Kol Nidre is the name of both the opening recitation on Yom Kippur and the name for the evening service that announces the beginning of the holiday. Yom Kippur is one of the most important Jewish holidays and is traditionally believed to be the day upon which God determines the fate of each person for the coming year. For many Jews, hearing Kol Nidre is a defining part of the Yom Kippur experience.
The Meaning of Kol Nidre
Kol Nidre means “All Vows” in Aramaic. When reciting Kol Nidre one asks God to annul any vows that were made either unintentionally or under duress. For instance: a promise made through careless use of words (“God, if I pass this exam I promise I’ll pray every morning.”) or because a person was forced to use God’s name as part of an oath. Historically speaking, a vow made under duress would include Jews who were forced to convert to Christianity during the Spanish Inquisition.
Kol Nidre only cancels vows made to God - not promises made to other people. This is an important distinction to make since, over the centuries, anti-Semites have periodically attempted to use Kol Nidre as an example of Jews being untrustworthy. During the mid-1800’s misconceptions about Kol Nidre became so problematic in Russia that an introductory paragraph was even added to prayer books specifically stating that Kol Nidre only applied to promises between an individual and God.

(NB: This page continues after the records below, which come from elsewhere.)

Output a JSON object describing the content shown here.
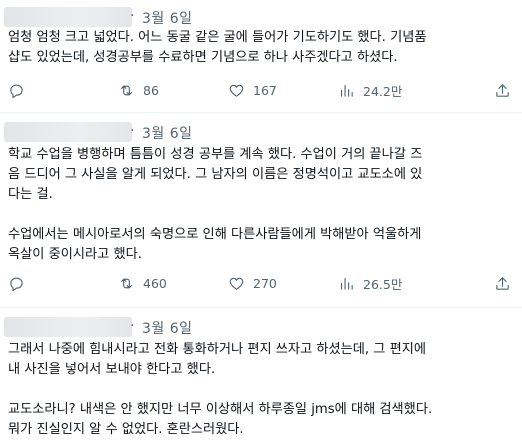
{
  "tweets": [
    {
      "date": "3월 6일",
      "text": "엄청 엄청 크고 넓었다. 어느 동굴 같은 굴에 들어가 기도하기도 했다. 기념품\n샵도 있었는데, 성경공부를 수료하면 기념으로 하나 사주겠다고 하셨다.",
      "replies": "",
      "retweets": "86",
      "likes": "167",
      "views": "24.2만"
    },
    {
      "date": "3월 6일",
      "text": "학교 수업을 병행하며 틈틈이 성경 공부를 계속 했다. 수업이 거의 끝나갈 즈\n음 드디어 그 사실을 알게 되었다. 그 남자의 이름은 정명석이고 교도소에 있\n다는 걸.\n\n수업에서는 메시아로서의 숙명으로 인해 다른사람들에게 박해받아 억울하게\n옥살이 중이시라고 했다.",
      "replies": "",
      "retweets": "460",
      "likes": "270",
      "views": "26.5만"
    },
    {
      "date": "3월 6일",
      "text": "그래서 나중에 힘내시라고 전화 통화하거나 편지 쓰자고 하셨는데, 그 편지에\n내 사진을 넣어서 보내야 한다고 했다.\n\n교도소라니? 내색은 안 했지만 너무 이상해서 하루종일 jms에 대해 검색했다.\n뭐가 진실인지 알 수 없었다. 혼란스러웠다."
    }
  ],
  "icons": {
    "reply": "reply-icon",
    "retweet": "retweet-icon",
    "like": "heart-icon",
    "views": "views-icon",
    "share": "share-icon"
  },
  "colors": {
    "text": "#0f1419",
    "muted": "#536471",
    "separator": "#eff3f4"
  }
}
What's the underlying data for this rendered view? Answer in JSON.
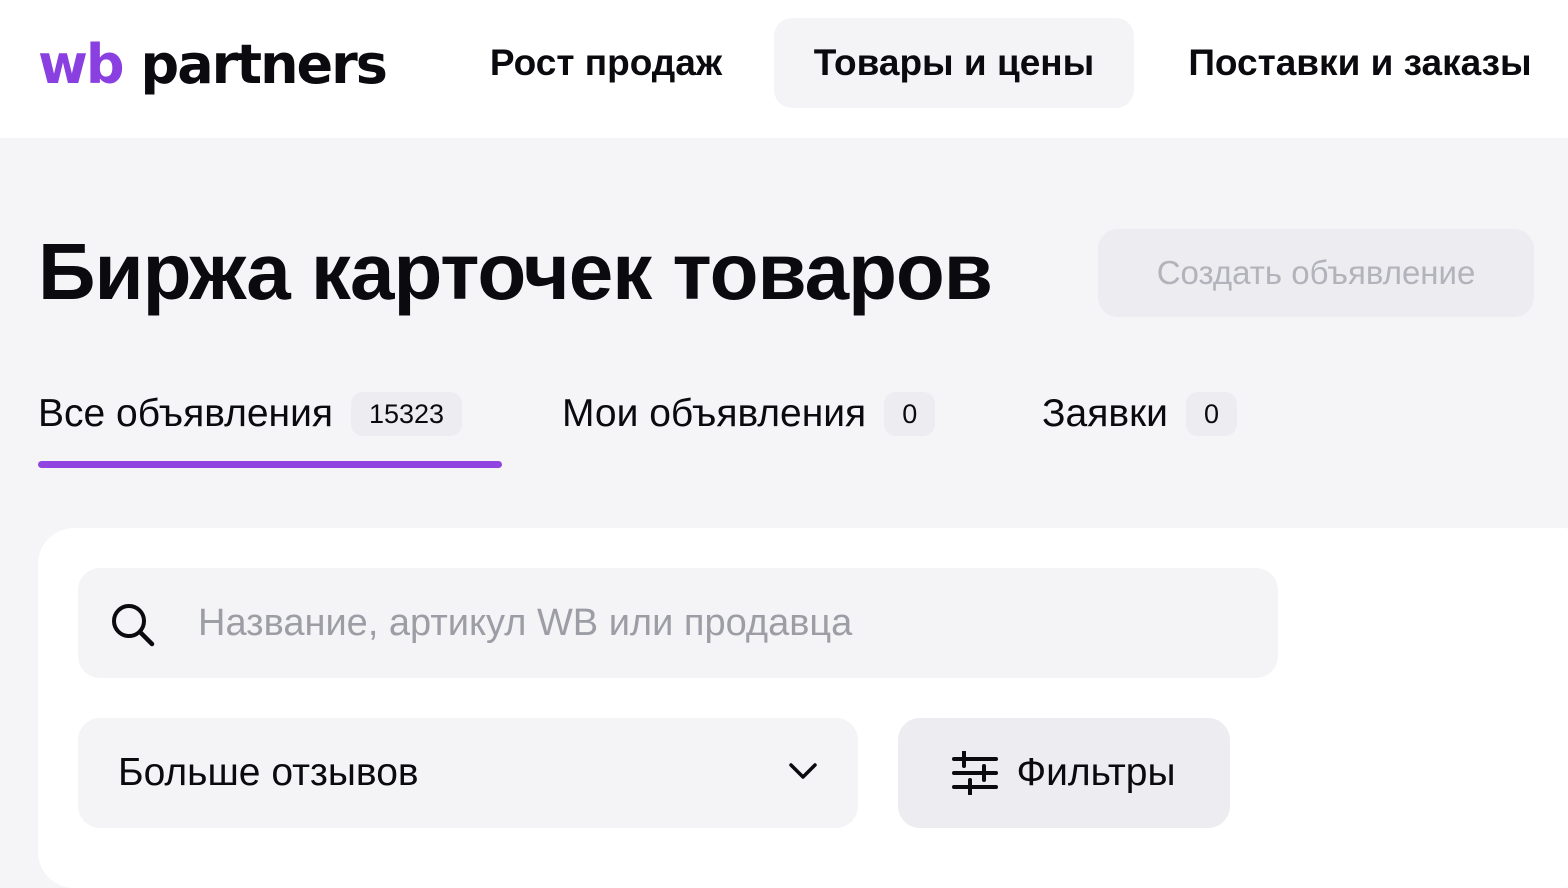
{
  "logo": {
    "wb": "wb",
    "partners": "partners"
  },
  "nav": {
    "items": [
      {
        "label": "Рост продаж"
      },
      {
        "label": "Товары и цены",
        "active": true
      },
      {
        "label": "Поставки и заказы"
      }
    ]
  },
  "page": {
    "title": "Биржа карточек товаров"
  },
  "actions": {
    "create_label": "Создать объявление"
  },
  "tabs": [
    {
      "label": "Все объявления",
      "count": "15323",
      "active": true
    },
    {
      "label": "Мои объявления",
      "count": "0"
    },
    {
      "label": "Заявки",
      "count": "0"
    }
  ],
  "search": {
    "placeholder": "Название, артикул WB или продавца",
    "value": ""
  },
  "sort": {
    "selected": "Больше отзывов"
  },
  "filters": {
    "label": "Фильтры"
  },
  "colors": {
    "accent": "#9145e0",
    "brand": "#8a3fe0"
  },
  "icons": {
    "search": "search-icon",
    "sort": "chevron-down-icon",
    "filters": "sliders-icon"
  }
}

Although Kol Nidre is usually referred to as a prayer it is technically a legal formulation meant to release individuals from fulfilling certain promises. It must be recited at sunset because according to Jewish law legal matters may not be attended to during Shabbat or during festival holidays like Yom Kippur. Kol Nidre is said three times in accordance with the customs of ancient Jewish courts, which would say “You are released” thrice when an individual was released from a legally binding vow.
Given Kol Nidre’s legal formulation there have been attempts to eliminate it from the standard Yom Kippur service. However, the melody that accompanies the recitation of Kol Nidre is so beautiful that is has become a significant part of the Yom Kippur experience. You can hear the melody on YouTube by clicking here.
Beyond tradition and melody, Kol Nidre serves as a reminder that we should be careful of the vows we make and strive to fulfill those that are made. As author Lesli Koppelman Ross writes, “During this declaration [Kol Nidre] we should think about what our word really means, not only to ourselves but to anyone who trusts us based on what we say” (Ross, 196).
The Origins of Kol Nidre
According to the teachings of Judaism, a vow is a sacred promise that must be upheld. Numbers 30:3 and Deuteronomy 23:22-23 both discuss the importance of fulfilling an oath once it has been made. Numbers 30:3 discusses the instances in which a vow made by a woman is binding upon her, essentially concluding that it is always binding unless her male guardian forbids her from upholding the oath. Similarly, Deuteronomy 23:22-23 states: “Whatever your lips utter you must be sure to do, because you made your vow freely to the Lord your God with your own mouth.”
Nevertheless, the Talmud does provide a solution for those cases when you find yourself unable to fulfill a promise to God. In those cases, you are required to declare your inability to uphold the oath at the beginning of the New Year. During the Middle Ages the custom of declaring that you might not be able to uphold a vow became associated with Yom Kippur because so many people would attend synagogue at this time.
References: "Celebrate! The Complete Jewish Holidays Handbook" by Lesli Koppelman Ross. Jason Aronson, Inc.: Northvale, 1994.